* The problem:
Find the line containing "Read all visible content and emit it as JSON.", then return it and every line after it through the end of the records, exactly. Leave out pictures.

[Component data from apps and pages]
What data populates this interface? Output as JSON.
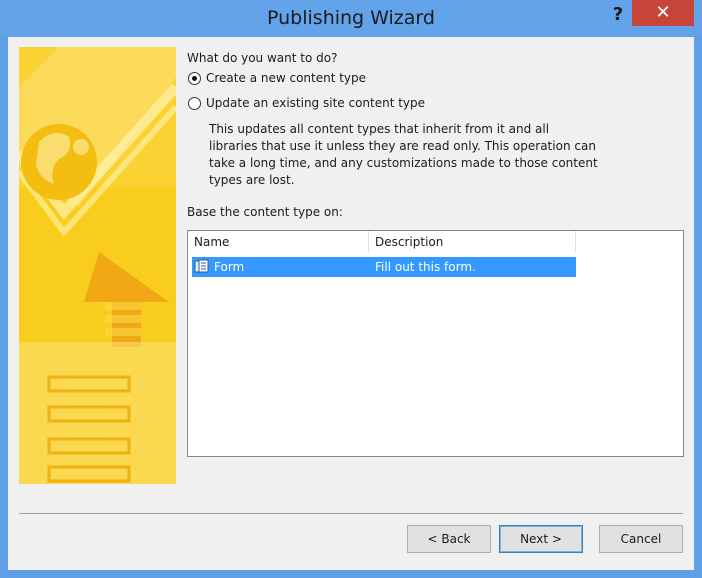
{
  "window": {
    "title": "Publishing Wizard",
    "help_label": "?",
    "close_label": "✕"
  },
  "question": "What do you want to do?",
  "options": [
    {
      "label": "Create a new content type",
      "selected": true
    },
    {
      "label": "Update an existing site content type",
      "selected": false
    }
  ],
  "description": "This updates all content types that inherit from it and all libraries that use it unless they are read only. This operation can take a long time, and any customizations made to those content types are lost.",
  "base_label": "Base the content type on:",
  "list": {
    "columns": [
      "Name",
      "Description"
    ],
    "rows": [
      {
        "name": "Form",
        "description": "Fill out this form.",
        "icon": "form-icon",
        "selected": true
      }
    ]
  },
  "buttons": {
    "back": "< Back",
    "next": "Next >",
    "cancel": "Cancel"
  },
  "colors": {
    "titlebar": "#62a3e9",
    "close": "#c7443a",
    "selection": "#3399ff",
    "side_image": "#f8c81a"
  }
}
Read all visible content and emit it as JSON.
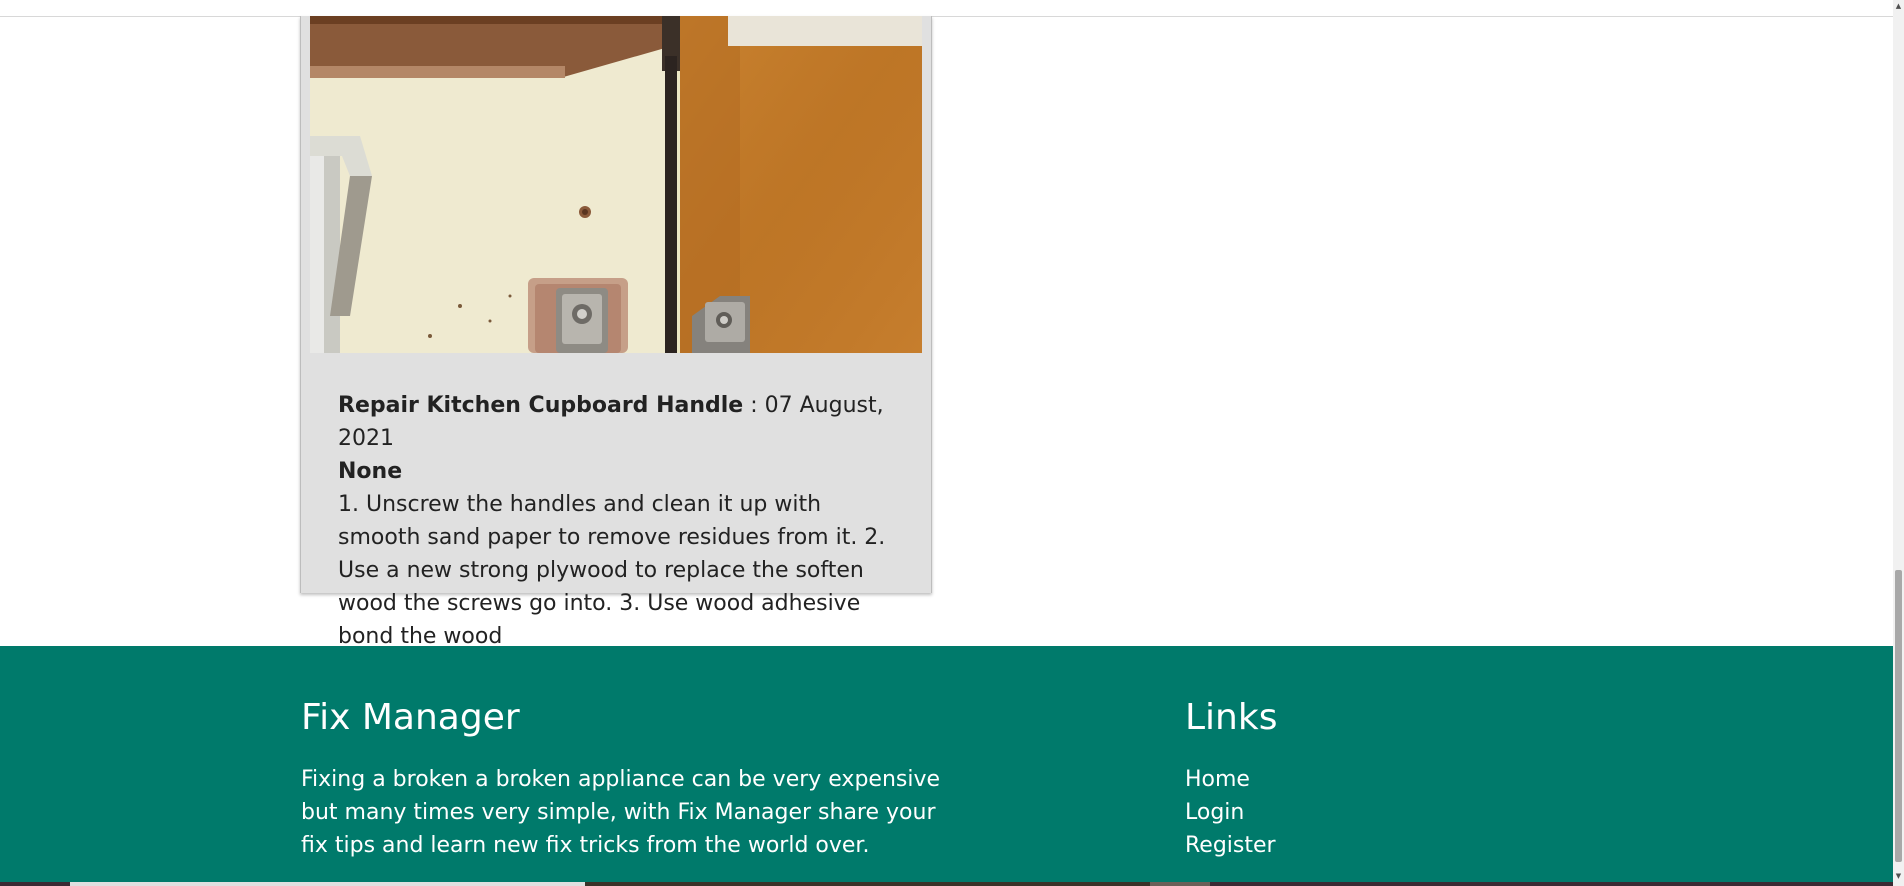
{
  "post": {
    "image_alt": "Kitchen cupboard handle hinge",
    "title": "Repair Kitchen Cupboard Handle",
    "date_sep": " : ",
    "date": "07 August, 2021",
    "status": "None",
    "description": "1. Unscrew the handles and clean it up with smooth sand paper to remove residues from it. 2. Use a new strong plywood to replace the soften wood the screws go into. 3. Use wood adhesive bond the wood"
  },
  "footer": {
    "brand": "Fix Manager",
    "about": "Fixing a broken a broken appliance can be very expensive but many times very simple, with Fix Manager share your fix tips and learn new fix tricks from the world over.",
    "links_heading": "Links",
    "links": [
      {
        "label": "Home"
      },
      {
        "label": "Login"
      },
      {
        "label": "Register"
      }
    ]
  },
  "colors": {
    "footer_bg": "#007a6b",
    "card_bg": "#e0e0e0"
  },
  "icons": {
    "scroll_up": "caret-up-icon",
    "scroll_down": "caret-down-icon"
  }
}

* Completed exercise:
Read all visible content and emit it as JSON.
{
  "post": {
    "image_alt": "Kitchen cupboard handle hinge",
    "title": "Repair Kitchen Cupboard Handle",
    "date_sep": " : ",
    "date": "07 August, 2021",
    "status": "None",
    "description": "1. Unscrew the handles and clean it up with smooth sand paper to remove residues from it. 2. Use a new strong plywood to replace the soften wood the screws go into. 3. Use wood adhesive bond the wood"
  },
  "footer": {
    "brand": "Fix Manager",
    "about": "Fixing a broken a broken appliance can be very expensive but many times very simple, with Fix Manager share your fix tips and learn new fix tricks from the world over.",
    "links_heading": "Links",
    "links": [
      {
        "label": "Home"
      },
      {
        "label": "Login"
      },
      {
        "label": "Register"
      }
    ]
  },
  "colors": {
    "footer_bg": "#007a6b",
    "card_bg": "#e0e0e0"
  },
  "icons": {
    "scroll_up": "caret-up-icon",
    "scroll_down": "caret-down-icon"
  }
}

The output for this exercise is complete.